Voting continued deep into the night at the Kwame Nkrumah University of Science and Technology in one of the most “electrifying” congresses by the Convention People's Party (CPP) to elect national officers and a flag bearer to lead the party into the 2008 general election.
It was a big event, widely acclaimed by political observers as the grandest congregation of the CPP family since the return of constitutional rule in 1992.
And the calibre of men who presented themselves for the flagbearership race and other offices, as well as the atmosphere created in the Great Hall of the university, gave meaning to the delegates' claim that the “sleeping political giant” which formed the first government in post-colonial Ghana, under Osagyefo Dr Kwame Nkrumah, had, indeed, been awakened.
Addressing delegates ahead of the day's business, the incumbent National Chairman of the CPP, Dr Edmund Delle, who stood for re-election, sent a clear message that the party was poised to assume the reins of government in 2009, after re-igniting the traditional fighting spirit that had deserted it for some time now.
Watching the huge assembly of enthusiastic delegates at the Great Hall and the thousands of party supporters who travelled from across the length and breadth of the country to witness the occasion, Dr Delle shed tears of joy and said, “I salute all of you in the name of the Great Osagyefo of blessed memory.”
“The CPP is a party worth dying for and you must all strengthen the unity and capacity shown here in our forward march to victory in 2008,” he added.
Indeed, all the other parties which sent goodwill messages indicated that the CPP had put its better foot forward towards the 2008 general election, in fulfilment of its congress theme , “CPP on the move”.
The Ashanti Regional Chairman of the New Patriotic Party (NPP), Mr Robert Amankwaa, said, “You are charting a new course, to the admiration of the NPP,” but added rather sarcastically, “I think you have to put your weight behind the NPP in the next elections,” a statement which attracted boos and shouts of “No, no” from the delegates.
The General Secretary of the National Democratic Congress (NDC), Mr Johnson Asiedu-Nketia, who delivered the party's solidarity message, said, “A strong CPP is good for our democracy because there will be sufficient alternative ruling parties to check any bad activities of the incumbent government.”
The Ashanti Regional chairman of the People's National Convention (PNC), Mr Thomas Akum-Yong, also had this to say, “We are all in the same Nkrumah family and I think we must congratulate you on the huge congress, which has shown that you are on the right path and back to life.”
Dr Delle, whose speech was met with intermittent applause by the delegates, was very particular about party loyalty, which he described as very crucial in maintaining party focus.
He, therefore, told the delegates, “In choosing your leader, you should think of loyalty to the party.”
“Anyone whose loyalty is questionable cannot be said to be a true member of this great party,” he said.
He commended all the aspirants for showing maturity in their campaign and expressed the hope that whoever would be elected the flag bearer would have the support of the others.
On the flip side, the six candidates were doing their own thing to bring life into the congress just before the programme kicked off at 12 noon.
The candidates who stole the show before the congress took off were Mr George Oposika Aggudey, Dr Paa Kwesi Nduom and Prof Agyeman Badu Akosa.
Dr Nduom arrived on the campus in the biggest convoy, led by several motorbikes.
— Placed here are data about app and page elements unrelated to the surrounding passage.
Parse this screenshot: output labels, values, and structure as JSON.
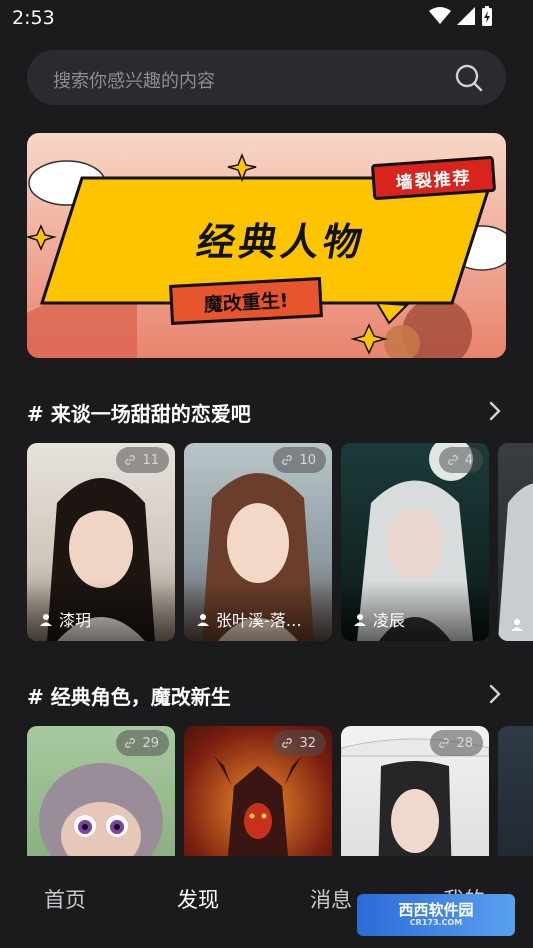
{
  "status_bar": {
    "time": "2:53",
    "icons": [
      "wifi-icon",
      "signal-icon",
      "battery-charging-icon"
    ]
  },
  "search": {
    "placeholder": "搜索你感兴趣的内容",
    "icon": "search-icon"
  },
  "banner": {
    "tag": "墙裂推荐",
    "title": "经典人物",
    "subtitle": "魔改重生!"
  },
  "sections": [
    {
      "title": "# 来谈一场甜甜的恋爱吧",
      "cards": [
        {
          "count": "11",
          "name": "漆玥"
        },
        {
          "count": "10",
          "name": "张叶溪-落…"
        },
        {
          "count": "4",
          "name": "凌辰"
        },
        {
          "count": "",
          "name": ""
        }
      ]
    },
    {
      "title": "# 经典角色，魔改新生",
      "cards": [
        {
          "count": "29",
          "name": ""
        },
        {
          "count": "32",
          "name": ""
        },
        {
          "count": "28",
          "name": ""
        },
        {
          "count": "",
          "name": ""
        }
      ]
    }
  ],
  "nav": {
    "home": "首页",
    "discover": "发现",
    "messages": "消息",
    "mine": "我的"
  },
  "watermark": {
    "text": "西西软件园",
    "url": "CR173.COM"
  }
}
Mr Aggudey, with a clenched fist, also stood in a open top Land Cruiser, accompanied by a number of vehicles, as he waved to the cheering crowd.
Prof Akosa was also followed by scores of his fans, some of whom drummed and danced as the renowned pathologist shook hands with people.
Even though the arrival of Dr Kwaku Osafo, Mr Bright Akwetey and Dr Patrick William Asante Akuffo could not be said to match the enthusiasm that surrounded that of the others, they also went their own way to spice up the event.
When Mr Kwesi Pratt Jnr, who was the master of ceremonies for the day, introduced the aspirants one after another, the Great Hall shook to its very foundations with chanting and shouting.
In separate interviews before the voting started, all the aspirants were confident of winning the ticket to become the flag bearer of the party.
Prof Akosa said from his own assessment, victory was in sight, but cautioned that in politics anything could happen in matters of elections.
Dr Nduom said no matter the negative campaigning against him by Mr Akwetey, God had ordained him to win the day.
For his part, Mr Akwetey said his chances were as bright as his name and that no one could pose a threat to his ambition to lead the party.
Dr Osafo, Mr Aggudey and Dr Akuffo also claimed that their interactions with the delegates showed that they would win.
A giant close circuit television was placed at the main entrance to the Great Hall for the many others who did not have the opportunity to enter the hall to see proceedings going on there.
A delegation from President Robert Mugabe's ZANU PF party was also in attendance, as well as a delegation from the UK and Ireland Branch of the CPP.
Story by Kwame Asare Boadu & Enoch Darfah Frimpong,